- _WHAT IS EXPECTED_
Pull out each line of the records holding the string "Create".
GIVEN RECORDS: Begin
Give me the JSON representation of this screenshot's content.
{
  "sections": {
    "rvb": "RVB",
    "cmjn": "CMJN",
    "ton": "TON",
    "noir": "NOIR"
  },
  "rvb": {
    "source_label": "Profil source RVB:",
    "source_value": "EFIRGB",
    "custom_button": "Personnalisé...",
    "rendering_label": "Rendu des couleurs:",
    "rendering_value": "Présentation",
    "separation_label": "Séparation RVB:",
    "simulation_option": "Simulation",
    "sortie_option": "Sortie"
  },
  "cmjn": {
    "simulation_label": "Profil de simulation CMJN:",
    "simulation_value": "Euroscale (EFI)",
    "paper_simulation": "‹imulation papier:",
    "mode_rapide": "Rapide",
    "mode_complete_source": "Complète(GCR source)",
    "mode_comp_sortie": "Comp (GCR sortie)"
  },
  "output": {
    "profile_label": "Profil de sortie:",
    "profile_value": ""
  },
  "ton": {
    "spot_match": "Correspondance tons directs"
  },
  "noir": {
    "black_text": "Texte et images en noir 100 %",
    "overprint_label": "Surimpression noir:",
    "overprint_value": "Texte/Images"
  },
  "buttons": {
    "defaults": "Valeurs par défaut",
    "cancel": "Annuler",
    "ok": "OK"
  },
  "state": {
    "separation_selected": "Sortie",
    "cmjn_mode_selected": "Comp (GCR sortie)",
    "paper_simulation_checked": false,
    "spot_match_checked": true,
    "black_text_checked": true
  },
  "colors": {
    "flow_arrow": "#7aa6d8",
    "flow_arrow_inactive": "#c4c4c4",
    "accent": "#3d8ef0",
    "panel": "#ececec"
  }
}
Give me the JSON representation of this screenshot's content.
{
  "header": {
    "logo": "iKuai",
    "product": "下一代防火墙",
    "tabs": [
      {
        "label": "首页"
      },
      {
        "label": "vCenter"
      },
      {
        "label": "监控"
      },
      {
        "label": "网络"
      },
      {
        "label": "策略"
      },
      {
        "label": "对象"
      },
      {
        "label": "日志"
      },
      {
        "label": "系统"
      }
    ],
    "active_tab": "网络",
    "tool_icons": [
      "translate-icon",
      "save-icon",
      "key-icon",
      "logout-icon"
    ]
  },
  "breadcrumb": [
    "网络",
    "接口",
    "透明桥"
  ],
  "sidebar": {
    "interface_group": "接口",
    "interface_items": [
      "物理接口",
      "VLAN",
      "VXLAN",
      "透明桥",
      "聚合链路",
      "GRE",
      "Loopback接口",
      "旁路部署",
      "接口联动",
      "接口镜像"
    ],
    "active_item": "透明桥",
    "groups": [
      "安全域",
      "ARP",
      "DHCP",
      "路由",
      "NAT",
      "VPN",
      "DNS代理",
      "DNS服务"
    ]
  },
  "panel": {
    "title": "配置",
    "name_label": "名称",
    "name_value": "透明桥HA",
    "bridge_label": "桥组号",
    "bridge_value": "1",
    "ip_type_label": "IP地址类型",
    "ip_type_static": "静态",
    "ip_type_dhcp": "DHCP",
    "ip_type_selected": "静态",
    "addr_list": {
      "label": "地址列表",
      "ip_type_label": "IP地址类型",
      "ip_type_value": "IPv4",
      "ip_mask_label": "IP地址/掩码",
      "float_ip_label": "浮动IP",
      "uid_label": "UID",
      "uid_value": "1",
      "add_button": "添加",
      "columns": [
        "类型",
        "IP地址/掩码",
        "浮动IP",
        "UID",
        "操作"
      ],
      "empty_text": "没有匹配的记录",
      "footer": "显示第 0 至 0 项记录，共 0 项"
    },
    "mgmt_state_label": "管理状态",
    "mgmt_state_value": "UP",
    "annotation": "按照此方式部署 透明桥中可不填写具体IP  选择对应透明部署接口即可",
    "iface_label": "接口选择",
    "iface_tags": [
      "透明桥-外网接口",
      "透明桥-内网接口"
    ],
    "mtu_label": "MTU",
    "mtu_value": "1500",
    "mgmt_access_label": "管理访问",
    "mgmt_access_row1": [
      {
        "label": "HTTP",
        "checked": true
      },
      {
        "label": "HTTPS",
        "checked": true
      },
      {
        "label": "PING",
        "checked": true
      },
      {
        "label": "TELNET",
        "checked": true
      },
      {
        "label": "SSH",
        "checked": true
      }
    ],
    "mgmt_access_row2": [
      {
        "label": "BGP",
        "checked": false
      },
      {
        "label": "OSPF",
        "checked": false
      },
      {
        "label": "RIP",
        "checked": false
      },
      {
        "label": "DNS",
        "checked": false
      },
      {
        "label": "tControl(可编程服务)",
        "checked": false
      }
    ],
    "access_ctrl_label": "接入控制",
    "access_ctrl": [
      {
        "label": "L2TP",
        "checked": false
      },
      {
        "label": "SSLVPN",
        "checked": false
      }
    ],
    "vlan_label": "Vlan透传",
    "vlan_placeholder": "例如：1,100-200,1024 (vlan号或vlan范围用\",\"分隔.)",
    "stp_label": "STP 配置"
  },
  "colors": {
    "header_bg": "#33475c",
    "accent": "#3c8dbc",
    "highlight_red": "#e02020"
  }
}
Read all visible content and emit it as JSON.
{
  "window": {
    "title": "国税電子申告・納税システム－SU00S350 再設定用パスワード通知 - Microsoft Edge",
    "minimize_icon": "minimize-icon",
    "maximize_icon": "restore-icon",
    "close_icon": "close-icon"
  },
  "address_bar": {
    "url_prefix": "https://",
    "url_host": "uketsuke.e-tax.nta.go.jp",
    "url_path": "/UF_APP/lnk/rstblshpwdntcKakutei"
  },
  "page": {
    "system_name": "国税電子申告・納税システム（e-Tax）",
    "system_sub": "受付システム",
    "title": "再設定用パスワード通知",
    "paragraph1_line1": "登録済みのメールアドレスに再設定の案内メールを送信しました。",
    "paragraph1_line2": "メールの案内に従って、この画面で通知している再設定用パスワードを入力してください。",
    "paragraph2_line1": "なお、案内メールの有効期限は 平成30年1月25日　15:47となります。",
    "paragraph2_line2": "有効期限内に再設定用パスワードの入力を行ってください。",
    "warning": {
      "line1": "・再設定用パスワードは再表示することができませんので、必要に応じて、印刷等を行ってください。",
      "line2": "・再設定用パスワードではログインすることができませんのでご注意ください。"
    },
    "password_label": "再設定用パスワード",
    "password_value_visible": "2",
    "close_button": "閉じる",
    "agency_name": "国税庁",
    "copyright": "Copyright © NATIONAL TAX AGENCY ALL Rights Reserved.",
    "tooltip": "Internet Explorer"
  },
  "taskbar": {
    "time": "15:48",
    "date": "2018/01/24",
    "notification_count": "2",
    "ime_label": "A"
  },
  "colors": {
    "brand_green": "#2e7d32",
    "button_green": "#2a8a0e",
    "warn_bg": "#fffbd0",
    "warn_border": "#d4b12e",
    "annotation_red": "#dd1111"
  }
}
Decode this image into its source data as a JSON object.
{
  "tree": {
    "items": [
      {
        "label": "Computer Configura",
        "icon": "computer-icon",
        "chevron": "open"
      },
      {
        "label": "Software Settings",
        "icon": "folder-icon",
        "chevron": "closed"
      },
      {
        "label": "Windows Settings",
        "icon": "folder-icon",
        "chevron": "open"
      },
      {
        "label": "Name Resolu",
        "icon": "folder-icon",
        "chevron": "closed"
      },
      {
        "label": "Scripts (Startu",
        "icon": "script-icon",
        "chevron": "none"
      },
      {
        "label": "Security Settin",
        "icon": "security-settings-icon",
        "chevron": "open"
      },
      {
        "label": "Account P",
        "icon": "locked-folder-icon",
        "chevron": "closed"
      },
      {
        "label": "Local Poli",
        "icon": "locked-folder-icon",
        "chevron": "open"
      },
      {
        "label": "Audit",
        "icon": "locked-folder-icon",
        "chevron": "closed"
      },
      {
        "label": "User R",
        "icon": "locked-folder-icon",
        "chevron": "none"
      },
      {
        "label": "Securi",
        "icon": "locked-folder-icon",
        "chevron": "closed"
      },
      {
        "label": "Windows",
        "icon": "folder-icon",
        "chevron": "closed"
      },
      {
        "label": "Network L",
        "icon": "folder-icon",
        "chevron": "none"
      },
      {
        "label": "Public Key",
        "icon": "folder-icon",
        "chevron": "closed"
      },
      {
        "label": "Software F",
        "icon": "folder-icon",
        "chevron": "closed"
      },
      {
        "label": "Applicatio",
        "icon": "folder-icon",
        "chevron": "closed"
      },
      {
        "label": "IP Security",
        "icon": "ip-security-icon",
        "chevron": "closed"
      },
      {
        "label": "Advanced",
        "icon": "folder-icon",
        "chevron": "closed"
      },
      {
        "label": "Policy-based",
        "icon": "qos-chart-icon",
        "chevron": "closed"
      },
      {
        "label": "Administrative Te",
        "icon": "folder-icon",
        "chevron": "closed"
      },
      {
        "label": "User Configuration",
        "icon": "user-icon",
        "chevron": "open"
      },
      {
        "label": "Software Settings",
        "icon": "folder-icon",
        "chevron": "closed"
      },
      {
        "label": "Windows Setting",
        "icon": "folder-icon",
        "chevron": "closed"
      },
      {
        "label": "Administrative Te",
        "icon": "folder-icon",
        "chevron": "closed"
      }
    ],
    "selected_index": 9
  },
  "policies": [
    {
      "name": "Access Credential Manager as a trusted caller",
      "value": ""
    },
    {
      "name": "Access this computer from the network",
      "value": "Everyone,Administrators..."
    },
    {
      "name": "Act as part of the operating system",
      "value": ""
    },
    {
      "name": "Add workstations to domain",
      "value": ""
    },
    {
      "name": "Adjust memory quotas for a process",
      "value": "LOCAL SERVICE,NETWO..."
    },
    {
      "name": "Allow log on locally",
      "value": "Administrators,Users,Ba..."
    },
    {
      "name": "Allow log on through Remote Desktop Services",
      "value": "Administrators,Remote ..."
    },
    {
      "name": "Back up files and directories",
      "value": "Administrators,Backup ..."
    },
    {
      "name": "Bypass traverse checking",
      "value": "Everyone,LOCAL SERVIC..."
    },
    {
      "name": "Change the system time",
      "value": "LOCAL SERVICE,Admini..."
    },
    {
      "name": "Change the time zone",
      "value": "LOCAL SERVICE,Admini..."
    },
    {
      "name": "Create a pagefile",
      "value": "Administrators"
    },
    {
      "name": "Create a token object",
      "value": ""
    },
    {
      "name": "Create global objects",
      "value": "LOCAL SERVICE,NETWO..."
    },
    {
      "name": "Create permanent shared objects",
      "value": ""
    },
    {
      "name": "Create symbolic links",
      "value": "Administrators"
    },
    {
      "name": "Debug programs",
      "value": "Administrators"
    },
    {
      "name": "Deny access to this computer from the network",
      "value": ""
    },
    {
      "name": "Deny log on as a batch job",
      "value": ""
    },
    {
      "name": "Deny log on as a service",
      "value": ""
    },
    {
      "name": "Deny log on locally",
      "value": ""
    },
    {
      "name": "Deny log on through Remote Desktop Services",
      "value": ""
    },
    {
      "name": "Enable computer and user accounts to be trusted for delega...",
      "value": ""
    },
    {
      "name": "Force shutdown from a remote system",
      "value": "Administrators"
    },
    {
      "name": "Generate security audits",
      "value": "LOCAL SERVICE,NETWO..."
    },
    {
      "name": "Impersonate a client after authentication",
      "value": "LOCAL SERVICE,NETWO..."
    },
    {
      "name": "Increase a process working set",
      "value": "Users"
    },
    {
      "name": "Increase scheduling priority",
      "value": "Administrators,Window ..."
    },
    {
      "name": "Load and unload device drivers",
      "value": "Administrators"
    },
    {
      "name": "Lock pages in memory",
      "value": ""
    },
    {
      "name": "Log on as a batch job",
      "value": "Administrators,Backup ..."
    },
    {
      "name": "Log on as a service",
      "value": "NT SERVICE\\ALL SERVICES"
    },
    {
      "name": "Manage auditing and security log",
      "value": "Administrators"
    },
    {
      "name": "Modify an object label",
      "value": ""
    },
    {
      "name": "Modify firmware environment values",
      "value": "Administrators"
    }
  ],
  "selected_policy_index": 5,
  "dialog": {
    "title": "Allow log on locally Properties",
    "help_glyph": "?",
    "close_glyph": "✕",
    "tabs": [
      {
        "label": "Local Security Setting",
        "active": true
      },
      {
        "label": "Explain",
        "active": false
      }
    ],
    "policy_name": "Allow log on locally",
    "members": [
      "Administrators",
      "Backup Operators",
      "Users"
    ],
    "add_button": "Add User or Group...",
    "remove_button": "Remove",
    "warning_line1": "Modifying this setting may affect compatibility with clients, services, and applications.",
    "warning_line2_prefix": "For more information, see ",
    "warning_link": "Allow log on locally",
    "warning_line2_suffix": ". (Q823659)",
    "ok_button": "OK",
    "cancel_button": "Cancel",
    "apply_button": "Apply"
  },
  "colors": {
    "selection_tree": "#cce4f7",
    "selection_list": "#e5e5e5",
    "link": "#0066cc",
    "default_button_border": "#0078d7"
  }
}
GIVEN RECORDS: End
- _REPLY_
      "name": "Create a pagefile",
      "name": "Create a token object",
      "name": "Create global objects",
      "name": "Create permanent shared objects",
      "name": "Create symbolic links",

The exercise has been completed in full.